“Well now we’re fucked.”
Ten cellphones later, we found one with a signal and called Antlers.

“What did they say?”
“They say they’re sending somebody.”
“To fix it? Tell them to bring more beer. And cigarettes.”
“I’m not going to tell them to bring more beer.”
“How did they sound? Did they sound upset?”
“Upset that we caught their boat on fire?”
“Not really.  They didn’t seem concerned; I guess it’s not uncommon.”
“How common can fucking boat fires be?”
“Apparently fairly common.”
“Fucking floating deathtraps.”
“We should sue.”
“Seriously ask them to bring more beer.”

They sent somebody to pick us up.  The guy (Dave?) took a look at the engine and told us it appeared there had been a fire.  Well yes Dave, we know, we put the god damn thing out.  At great personal risk I might add.  He told us he couldn’t fix it and would have to tow us in.  He lashed on to the side with his tinyass little boat and we started off.  Very slowly.

Mike Vu traded our last beer and two boxes of Honey Nut Cheerios to Dave for a half a pack of cigarettes.  I went upstairs to find a shady spot and pass out.


It’s hard to estimate the true cost of an ordeal like Houseboats.  One cannot simply take inventory of one’s mental faculties before and after, then compare the two.
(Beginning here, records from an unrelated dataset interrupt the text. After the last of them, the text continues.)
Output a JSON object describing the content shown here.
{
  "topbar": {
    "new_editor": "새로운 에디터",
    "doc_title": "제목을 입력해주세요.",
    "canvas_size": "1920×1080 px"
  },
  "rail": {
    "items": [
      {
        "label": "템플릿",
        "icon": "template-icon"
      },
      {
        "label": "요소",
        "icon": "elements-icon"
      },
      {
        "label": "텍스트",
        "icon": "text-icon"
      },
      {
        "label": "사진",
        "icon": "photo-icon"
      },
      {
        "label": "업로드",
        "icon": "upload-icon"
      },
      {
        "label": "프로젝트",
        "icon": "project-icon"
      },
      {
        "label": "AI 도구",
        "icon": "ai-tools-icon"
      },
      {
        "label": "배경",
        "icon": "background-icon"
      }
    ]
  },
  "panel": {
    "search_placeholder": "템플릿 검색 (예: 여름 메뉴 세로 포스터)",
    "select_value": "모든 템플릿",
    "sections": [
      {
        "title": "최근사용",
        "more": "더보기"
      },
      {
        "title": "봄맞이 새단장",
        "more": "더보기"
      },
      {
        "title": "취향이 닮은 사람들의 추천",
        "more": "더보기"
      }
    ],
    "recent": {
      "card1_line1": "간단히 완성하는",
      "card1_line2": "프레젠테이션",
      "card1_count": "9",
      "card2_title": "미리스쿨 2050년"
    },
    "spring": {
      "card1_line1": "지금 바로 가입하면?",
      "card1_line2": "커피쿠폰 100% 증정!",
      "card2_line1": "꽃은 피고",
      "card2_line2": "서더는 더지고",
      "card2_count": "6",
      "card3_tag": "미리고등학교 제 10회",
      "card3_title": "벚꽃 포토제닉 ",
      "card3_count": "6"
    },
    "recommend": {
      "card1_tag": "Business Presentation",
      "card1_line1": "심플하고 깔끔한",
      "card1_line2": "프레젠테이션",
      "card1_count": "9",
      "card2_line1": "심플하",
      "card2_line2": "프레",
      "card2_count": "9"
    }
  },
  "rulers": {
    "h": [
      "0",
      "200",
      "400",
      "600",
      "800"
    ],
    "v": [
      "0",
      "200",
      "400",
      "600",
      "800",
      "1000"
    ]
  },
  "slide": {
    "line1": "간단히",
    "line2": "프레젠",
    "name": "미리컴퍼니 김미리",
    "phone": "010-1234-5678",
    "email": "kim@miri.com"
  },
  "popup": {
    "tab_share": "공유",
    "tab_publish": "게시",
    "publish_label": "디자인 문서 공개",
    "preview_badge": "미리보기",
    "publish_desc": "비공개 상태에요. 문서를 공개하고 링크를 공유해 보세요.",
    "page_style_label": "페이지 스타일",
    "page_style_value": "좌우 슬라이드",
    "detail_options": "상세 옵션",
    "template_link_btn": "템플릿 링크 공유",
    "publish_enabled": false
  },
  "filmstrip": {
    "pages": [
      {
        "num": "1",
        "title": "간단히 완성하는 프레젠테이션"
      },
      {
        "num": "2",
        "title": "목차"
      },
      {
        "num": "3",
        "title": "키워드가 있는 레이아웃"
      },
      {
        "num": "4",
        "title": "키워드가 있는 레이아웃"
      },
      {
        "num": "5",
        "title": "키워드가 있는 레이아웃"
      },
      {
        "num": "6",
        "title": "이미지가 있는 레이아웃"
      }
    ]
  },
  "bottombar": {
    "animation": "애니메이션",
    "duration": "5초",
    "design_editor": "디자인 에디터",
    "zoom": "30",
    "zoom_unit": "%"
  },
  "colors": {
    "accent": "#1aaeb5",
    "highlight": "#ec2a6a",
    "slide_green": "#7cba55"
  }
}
I cannot, for example, say something like ‘I got so drunk this weekend I can no longer remember my childhood friends’ birthdays, or do math’.  The human mind is not divided so discretely as to allow such an assessment.  Nevertheless we know on some level that the price is high, very high.  Four days of malnutrition, sleep deprivation, harsh sun and non-stop alcohol abuse take a heavy toll on both body and spirit.  Especially at our age.  Your body first protests, then revolts, and then surrenders.  Nobody really pukes after the first day; they don’t have the energy for it.  By day two you find yourself asking questions like “Why are there black circles around my eyes?” and “Can citrus vodka prevent scurvy?” Days three and four are an edgeless, soupy blur, the upper regions of your brain having shut down and your consciousness replaced by some kind of instinctual party-mode autopilot.  Your system becomes confused when you take in 20,000 calories a day and 19,400 of it is Coors Light.  This type of sustained trauma can lead to serious, long-term biological and neurological effects.  I met a guy one year who told me that after three straight nights of playing flipcup with E&J instead of beer, he woke up left-handed.  True story.  I heard about a girl who, after being deposited on shore by her friends at the end of the weekend, could no longer remember which car was hers.  To this day Tom Alcorn swears he spoke perfect Spanish until his first houseboats trip.  Now he barely speaks English.

It’s grisly, and part of me is terrified to consider all that I’ve left on that goddamn island over the years, my dignity and self-respect being the least of it.  Houseboats is the kind of wanton, reckless self-destruction we are supposed to have grown out of by now.  We are supposed to have Moved On from all that, gotten it out of our system and graduated to more mundane and socially acceptable pursuits, like marriage or jazz.

But fuck all that.

We don’t need it.  We are beyond it.  And if the cost of that is some memory loss and a little hepatitis, so be it.